24. Huang L, Baldwin M A, Maltby D A, Medzihradszky K F, Baker P R, Allen N, Rexach M, Edmondson R D, Campbell J, Juhasz P, et al. Mol Cell Proteomics. 2002;1:434–450. [PubMed]
25. Allen N P, Patel S S, Lutzmann M, Hurt E, Huang L, Burlingame A, Rexach M. Mol Cell Proteomics. 2002;1:930–946. [PubMed]
26. Uversky V N. Eur J Biochem. 2002;269:1–10. [PubMed]
27. Cohen C, Parry D A D. Proteins Struct Funct Genet. 1990;7:1–15. [PubMed]
28. Conti E, Uy M, Leighton L, Blobel G, Kuriyan J. Cell. 1998;94:193–204. [PubMed]
29. Cingolani G, Petosa C, Weis K, Muller C W. Nature. 1999;399:221–229. [PubMed]
30. Rout M P, Aitchison J D, Suprapto A, Hjertaas K, Zhao Y, Chait B T. J Cell Biol. 2000;148:635–651. [PMC free article] [PubMed]
31. Hood J K, Casolari J M, Silver P A. J Cell Sci. 2000;113:1471–1480. [PubMed]
32. Solsbacher J, Maurer P, Vogel F, Schlenstedt G. Mol Cell Biol. 2000;20:8468–8479. [PMC free article] [PubMed]
33. Belgareh N, Snay-Hodge C, Pasteau F, Dagher S, Cole C N, Doye V. Mol Biol Cell. 1998;9:3475–3492. [PMC free article] [PubMed]
34. Dyson H J, Wright P E. Curr Opin Struct Biol. 2002;12:54–60. [PubMed]
35. Gilchrist D, Mykytka B, Rexach M. J Biol Chem. 2002;277:18161–18172. [PubMed]
36. Bayliss R, Littlewood T, Stewart M. Cell. 2000;102:99–108. [PubMed]
37. Guan T, Muller S, Klier G, Pante N, Blevitt J M, Haner M, Paschal B, Aebi U, Gerace L. Mol Biol Cell. 1995;6:1591–1603. [PMC free article] [PubMed]
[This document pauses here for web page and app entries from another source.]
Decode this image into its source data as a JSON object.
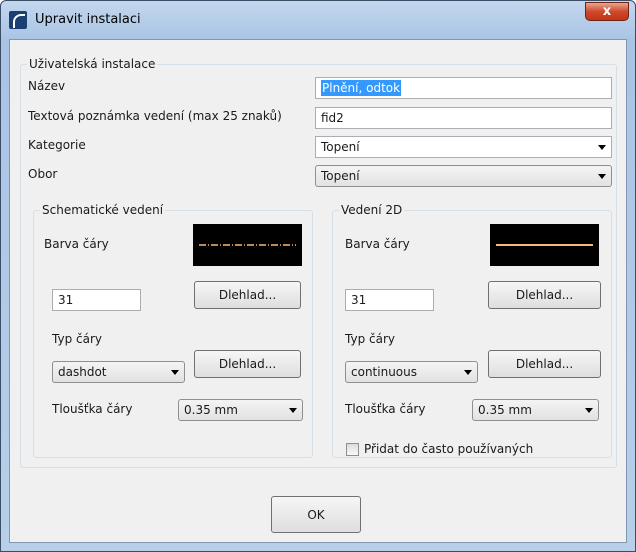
{
  "window": {
    "title": "Upravit instalaci",
    "close_symbol": "x"
  },
  "user_install": {
    "legend": "Uživatelská instalace",
    "name_label": "Název",
    "name_value": "Plnění, odtok",
    "note_label": "Textová poznámka vedení (max 25 znaků)",
    "note_value": "fid2",
    "category_label": "Kategorie",
    "category_value": "Topení",
    "field_label": "Obor",
    "field_value": "Topení"
  },
  "schematic": {
    "legend": "Schematické vedení",
    "color_label": "Barva čáry",
    "color_value": "31",
    "preview_button": "Dlehlad...",
    "linetype_label": "Typ čáry",
    "linetype_value": "dashdot",
    "linetype_preview_button": "Dlehlad...",
    "thickness_label": "Tloušťka čáry",
    "thickness_value": "0.35 mm",
    "line_color": "#f5b87a",
    "line_style": "dashdot"
  },
  "view2d": {
    "legend": "Vedení 2D",
    "color_label": "Barva čáry",
    "color_value": "31",
    "preview_button": "Dlehlad...",
    "linetype_label": "Typ čáry",
    "linetype_value": "continuous",
    "linetype_preview_button": "Dlehlad...",
    "thickness_label": "Tloušťka čáry",
    "thickness_value": "0.35 mm",
    "favorites_label": "Přidat do často používaných",
    "favorites_checked": false,
    "line_color": "#f5b87a",
    "line_style": "continuous"
  },
  "ok_label": "OK"
}
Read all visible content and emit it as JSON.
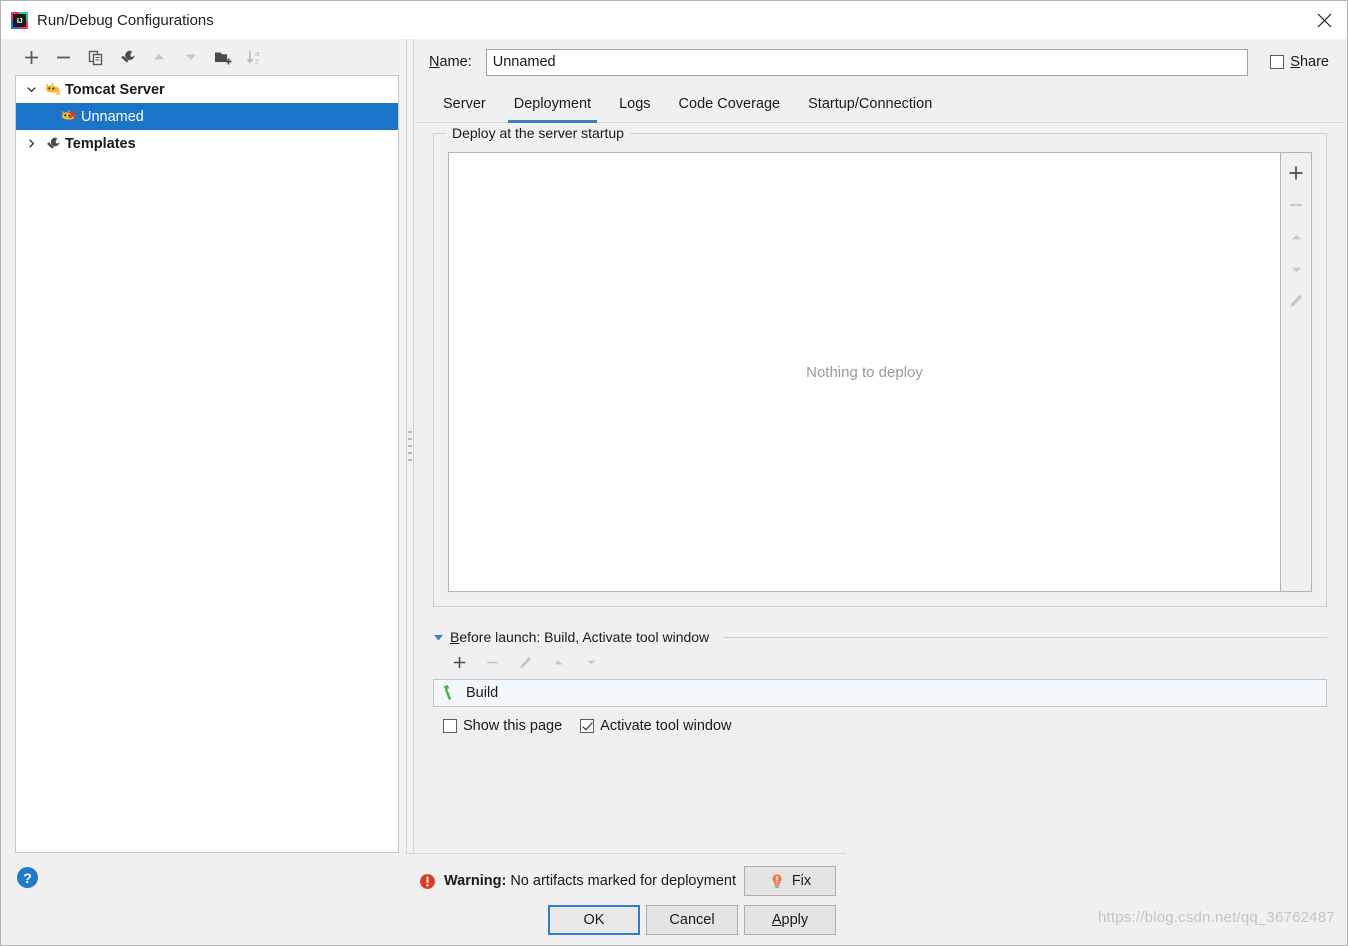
{
  "window": {
    "title": "Run/Debug Configurations",
    "app_icon": "intellij-idea-icon",
    "close_icon": "close-icon"
  },
  "left": {
    "toolbar": [
      {
        "name": "add-configuration-button",
        "icon": "plus-icon",
        "enabled": true
      },
      {
        "name": "remove-configuration-button",
        "icon": "minus-icon",
        "enabled": true
      },
      {
        "name": "copy-configuration-button",
        "icon": "copy-icon",
        "enabled": true
      },
      {
        "name": "edit-templates-button",
        "icon": "wrench-icon",
        "enabled": true
      },
      {
        "name": "move-up-button",
        "icon": "arrow-up-icon",
        "enabled": false
      },
      {
        "name": "move-down-button",
        "icon": "arrow-down-icon",
        "enabled": false
      },
      {
        "name": "new-folder-button",
        "icon": "folder-add-icon",
        "enabled": true
      },
      {
        "name": "sort-configurations-button",
        "icon": "sort-az-icon",
        "enabled": true
      }
    ],
    "tree": [
      {
        "label": "Tomcat Server",
        "icon": "tomcat-icon",
        "twisty": "expanded",
        "level": 0,
        "selected": false
      },
      {
        "label": "Unnamed",
        "icon": "tomcat-error-icon",
        "twisty": "none",
        "level": 1,
        "selected": true
      },
      {
        "label": "Templates",
        "icon": "wrench-icon",
        "twisty": "collapsed",
        "level": 0,
        "selected": false
      }
    ],
    "help_button_label": "?"
  },
  "name_row": {
    "label_prefix": "N",
    "label_rest": "ame:",
    "value": "Unnamed",
    "placeholder": "",
    "share_prefix": "S",
    "share_rest": "hare",
    "share_checked": false
  },
  "tabs": [
    {
      "label": "Server",
      "active": false
    },
    {
      "label": "Deployment",
      "active": true
    },
    {
      "label": "Logs",
      "active": false
    },
    {
      "label": "Code Coverage",
      "active": false
    },
    {
      "label": "Startup/Connection",
      "active": false
    }
  ],
  "deployment": {
    "group_title": "Deploy at the server startup",
    "empty_text": "Nothing to deploy",
    "side_toolbar": [
      {
        "name": "add-artifact-button",
        "icon": "plus-icon",
        "enabled": true
      },
      {
        "name": "remove-artifact-button",
        "icon": "minus-icon",
        "enabled": false
      },
      {
        "name": "move-artifact-up-button",
        "icon": "arrow-up-icon",
        "enabled": false
      },
      {
        "name": "move-artifact-down-button",
        "icon": "arrow-down-icon",
        "enabled": false
      },
      {
        "name": "edit-artifact-button",
        "icon": "pencil-icon",
        "enabled": false
      }
    ]
  },
  "before_launch": {
    "title_prefix": "B",
    "title_rest": "efore launch: Build, Activate tool window",
    "toolbar": [
      {
        "name": "add-before-launch-task-button",
        "icon": "plus-icon",
        "enabled": true
      },
      {
        "name": "remove-before-launch-task-button",
        "icon": "minus-icon",
        "enabled": false
      },
      {
        "name": "edit-before-launch-task-button",
        "icon": "pencil-icon",
        "enabled": false
      },
      {
        "name": "move-task-up-button",
        "icon": "arrow-up-icon",
        "enabled": false
      },
      {
        "name": "move-task-down-button",
        "icon": "arrow-down-icon",
        "enabled": false
      }
    ],
    "tasks": [
      {
        "label": "Build",
        "icon": "hammer-icon"
      }
    ],
    "checkboxes": [
      {
        "name": "show-this-page-checkbox",
        "label": "Show this page",
        "checked": false
      },
      {
        "name": "activate-tool-window-checkbox",
        "label": "Activate tool window",
        "checked": true
      }
    ]
  },
  "bottom": {
    "warning_label": "Warning:",
    "warning_message": "No artifacts marked for deployment",
    "warning_icon": "error-icon",
    "fix_button": {
      "label": "Fix",
      "icon": "lightbulb-icon"
    },
    "buttons": [
      {
        "name": "ok-button",
        "label": "OK",
        "default": true
      },
      {
        "name": "cancel-button",
        "label": "Cancel",
        "default": false
      },
      {
        "name": "apply-button",
        "label": "Apply",
        "default": false,
        "mnemonic_index": 0
      }
    ]
  },
  "watermark": "https://blog.csdn.net/qq_36762487",
  "colors": {
    "accent": "#3e7ec4",
    "selection": "#1a74c8",
    "default_button_border": "#2d7dd2",
    "error": "#db3b21",
    "build_icon": "#4fb04f",
    "panel": "#f0f0f0"
  }
}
Articles from Proceedings of the National Academy of Sciences of the United States of America are provided here courtesy of National Academy of Sciences
PubReader format: click here to try

Formats:

Related citations in PubMed

See reviews...See all...

Cited by other articles in PMC

See all...

Links

Recent Activity

Your browsing activity is empty.

Activity recording is turned off.

Turn recording back on

See more...